PROBLEM DESCRIPTION: Reproduce every record verbatim but drop the pictures.

DATA SECTION:
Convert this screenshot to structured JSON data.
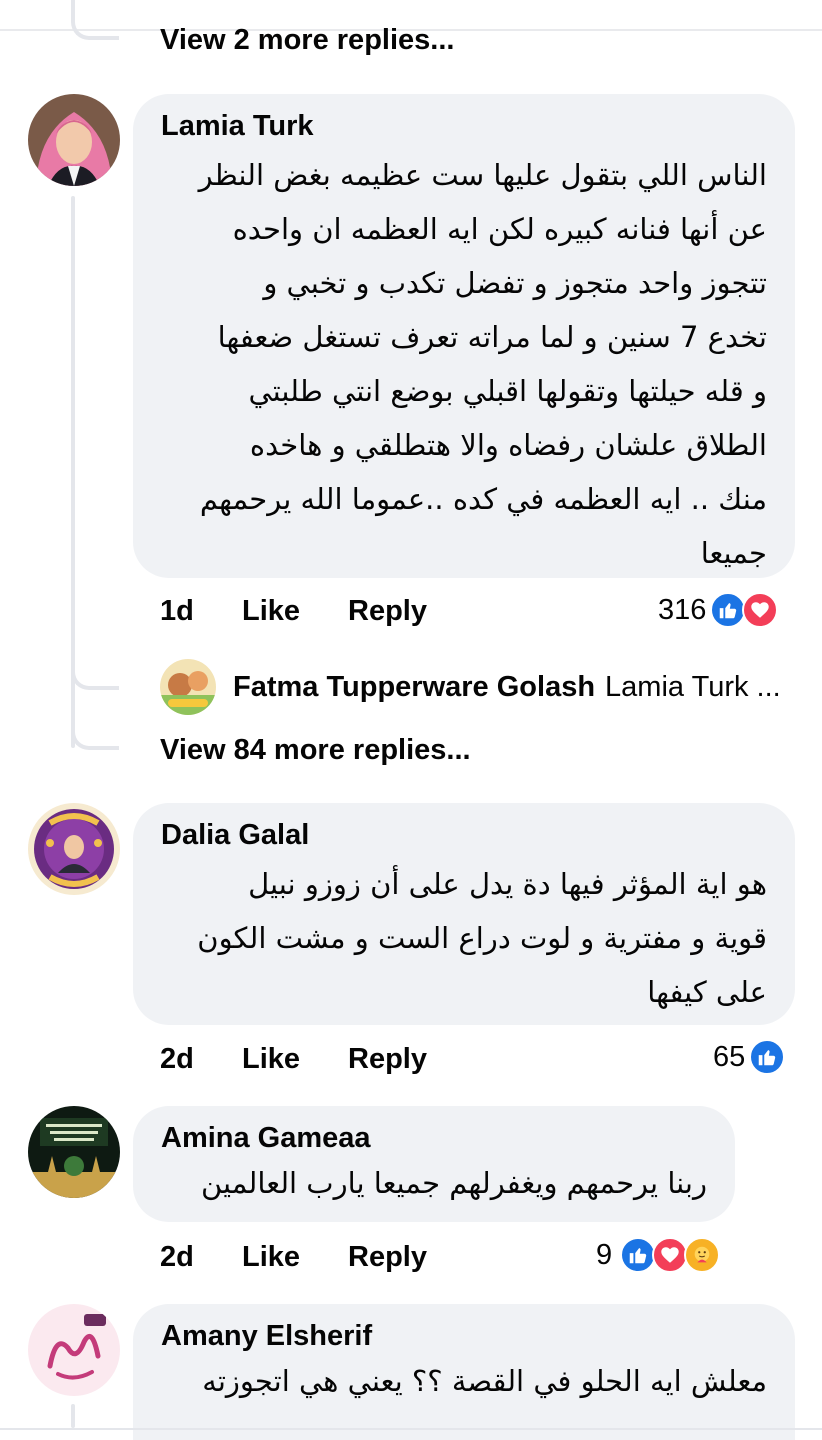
{
  "top": {
    "view_more": "View 2 more replies..."
  },
  "comments": [
    {
      "author": "Lamia Turk",
      "text": "الناس اللي بتقول عليها ست عظيمه بغض النظر\nعن أنها فنانه كبيره لكن ايه العظمه ان واحده\nتتجوز واحد متجوز و تفضل تكدب و تخبي و\nتخدع 7 سنين و لما مراته تعرف تستغل ضعفها\nو قله حيلتها وتقولها اقبلي بوضع انتي طلبتي\nالطلاق علشان رفضاه والا هتطلقي و هاخده\nمنك .. ايه العظمه في كده ..عموما الله يرحمهم\nجميعا",
      "time": "1d",
      "like_label": "Like",
      "reply_label": "Reply",
      "reaction_count": "316",
      "reactions": [
        "like-icon",
        "love-icon"
      ],
      "reply_preview": {
        "name": "Fatma Tupperware Golash",
        "text": "Lamia Turk ..."
      },
      "view_more": "View 84 more replies..."
    },
    {
      "author": "Dalia Galal",
      "text": "هو اية المؤثر فيها دة يدل على أن زوزو نبيل\nقوية و مفترية و لوت دراع الست و مشت الكون\nعلى كيفها",
      "time": "2d",
      "like_label": "Like",
      "reply_label": "Reply",
      "reaction_count": "65",
      "reactions": [
        "like-icon"
      ]
    },
    {
      "author": "Amina Gameaa",
      "text": "ربنا يرحمهم ويغفرلهم جميعا يارب العالمين",
      "time": "2d",
      "like_label": "Like",
      "reply_label": "Reply",
      "reaction_count": "9",
      "reactions": [
        "like-icon",
        "love-icon",
        "care-icon"
      ]
    },
    {
      "author": "Amany Elsherif",
      "text": "معلش ايه الحلو في القصة ؟؟ يعني هي اتجوزته"
    }
  ],
  "colors": {
    "like_blue": "#1b74e4",
    "love_red": "#f33e58",
    "care_yellow": "#f7b125",
    "bubble_bg": "#f0f2f5"
  }
}
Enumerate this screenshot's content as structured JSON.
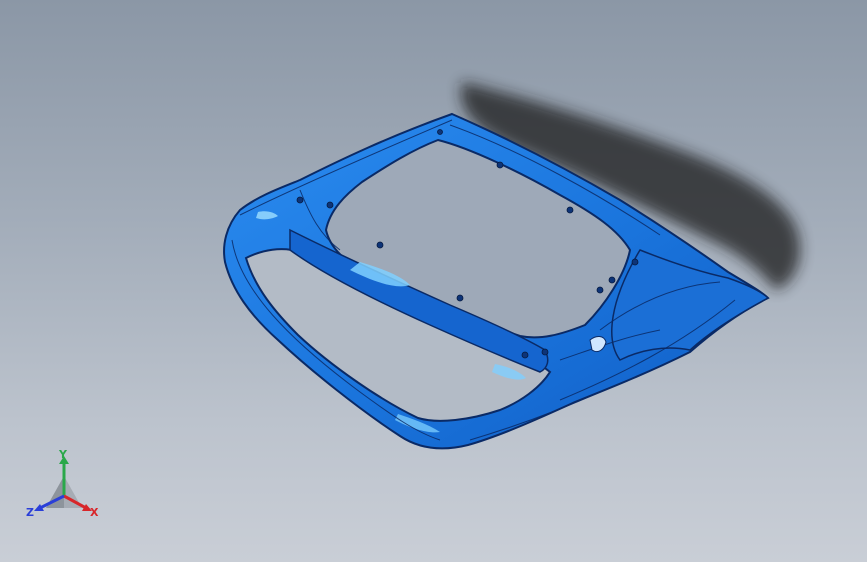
{
  "viewport": {
    "background_top": "#8b97a6",
    "background_bottom": "#c9ced6"
  },
  "model": {
    "name": "",
    "body_color": "#1f7ee0",
    "edge_color": "#0a2a66",
    "highlight_color": "#7fd0ff",
    "shadow_color": "#1e1e1e"
  },
  "triad": {
    "x_label": "X",
    "y_label": "Y",
    "z_label": "Z",
    "x_color": "#d8262a",
    "y_color": "#2aa84a",
    "z_color": "#2a3fd8"
  }
}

SOLUTION:
Convert this screenshot to structured JSON data.
{
  "top": {
    "view_more": "View 2 more replies..."
  },
  "comments": [
    {
      "author": "Lamia Turk",
      "text": "الناس اللي بتقول عليها ست عظيمه بغض النظر\nعن أنها فنانه كبيره لكن ايه العظمه ان واحده\nتتجوز واحد متجوز و تفضل تكدب و تخبي و\nتخدع 7 سنين و لما مراته تعرف تستغل ضعفها\nو قله حيلتها وتقولها اقبلي بوضع انتي طلبتي\nالطلاق علشان رفضاه والا هتطلقي و هاخده\nمنك .. ايه العظمه في كده ..عموما الله يرحمهم\nجميعا",
      "time": "1d",
      "like_label": "Like",
      "reply_label": "Reply",
      "reaction_count": "316",
      "reactions": [
        "like-icon",
        "love-icon"
      ],
      "reply_preview": {
        "name": "Fatma Tupperware Golash",
        "text": "Lamia Turk ..."
      },
      "view_more": "View 84 more replies..."
    },
    {
      "author": "Dalia Galal",
      "text": "هو اية المؤثر فيها دة يدل على أن زوزو نبيل\nقوية و مفترية و لوت دراع الست و مشت الكون\nعلى كيفها",
      "time": "2d",
      "like_label": "Like",
      "reply_label": "Reply",
      "reaction_count": "65",
      "reactions": [
        "like-icon"
      ]
    },
    {
      "author": "Amina Gameaa",
      "text": "ربنا يرحمهم ويغفرلهم جميعا يارب العالمين",
      "time": "2d",
      "like_label": "Like",
      "reply_label": "Reply",
      "reaction_count": "9",
      "reactions": [
        "like-icon",
        "love-icon",
        "care-icon"
      ]
    },
    {
      "author": "Amany Elsherif",
      "text": "معلش ايه الحلو في القصة ؟؟ يعني هي اتجوزته"
    }
  ],
  "colors": {
    "like_blue": "#1b74e4",
    "love_red": "#f33e58",
    "care_yellow": "#f7b125",
    "bubble_bg": "#f0f2f5"
  }
}
Enumerate this screenshot's content as structured JSON.
{
  "viewport": {
    "background_top": "#8b97a6",
    "background_bottom": "#c9ced6"
  },
  "model": {
    "name": "",
    "body_color": "#1f7ee0",
    "edge_color": "#0a2a66",
    "highlight_color": "#7fd0ff",
    "shadow_color": "#1e1e1e"
  },
  "triad": {
    "x_label": "X",
    "y_label": "Y",
    "z_label": "Z",
    "x_color": "#d8262a",
    "y_color": "#2aa84a",
    "z_color": "#2a3fd8"
  }
}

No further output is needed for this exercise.